Task input Block Start

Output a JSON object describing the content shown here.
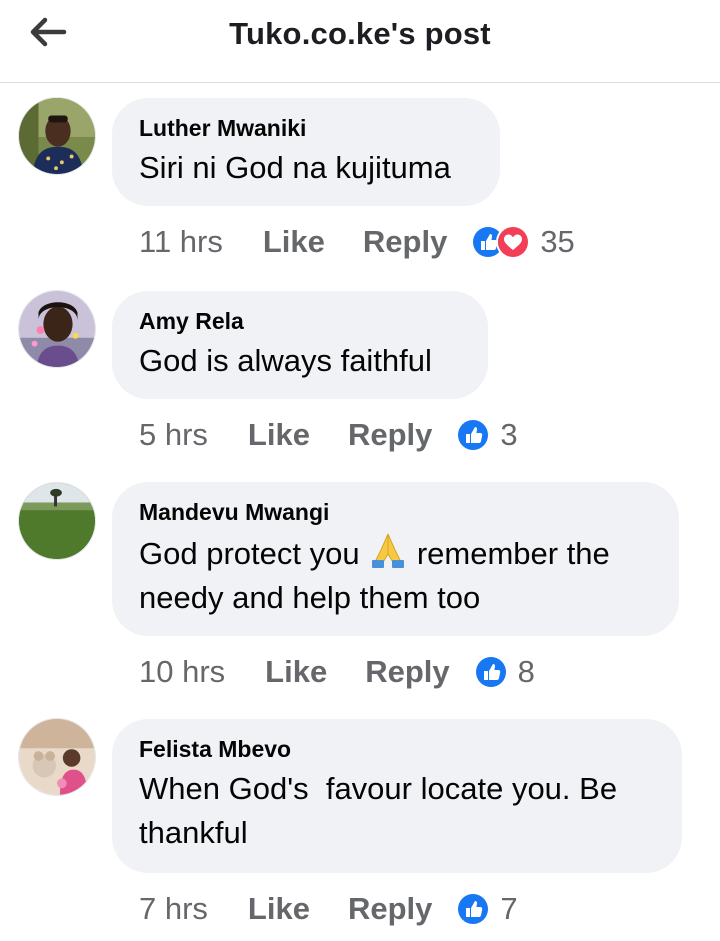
{
  "header": {
    "title": "Tuko.co.ke's post",
    "back_icon": "arrow-left-icon"
  },
  "colors": {
    "bubble": "#f0f2f5",
    "meta_text": "#65676b",
    "like_blue": "#1877f2",
    "love_red": "#f33e58",
    "divider": "#dadde1"
  },
  "comments": [
    {
      "author": "Luther Mwaniki",
      "text": "Siri ni God na kujituma",
      "time": "11 hrs",
      "like_label": "Like",
      "reply_label": "Reply",
      "reactions": [
        "like",
        "love"
      ],
      "reaction_count": "35"
    },
    {
      "author": "Amy Rela",
      "text": "God is always faithful",
      "time": "5 hrs",
      "like_label": "Like",
      "reply_label": "Reply",
      "reactions": [
        "like"
      ],
      "reaction_count": "3"
    },
    {
      "author": "Mandevu Mwangi",
      "text_part1": "God protect you",
      "emoji": "folded-hands-icon",
      "text_part2": "remember the needy and help them too",
      "time": "10 hrs",
      "like_label": "Like",
      "reply_label": "Reply",
      "reactions": [
        "like"
      ],
      "reaction_count": "8"
    },
    {
      "author": "Felista Mbevo",
      "text": "When God's  favour locate you. Be thankful",
      "time": "7 hrs",
      "like_label": "Like",
      "reply_label": "Reply",
      "reactions": [
        "like"
      ],
      "reaction_count": "7"
    }
  ]
}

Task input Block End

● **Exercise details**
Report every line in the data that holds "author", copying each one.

● **Exercise response**
      "author": "Luther Mwaniki",
      "author": "Amy Rela",
      "author": "Mandevu Mwangi",
      "author": "Felista Mbevo",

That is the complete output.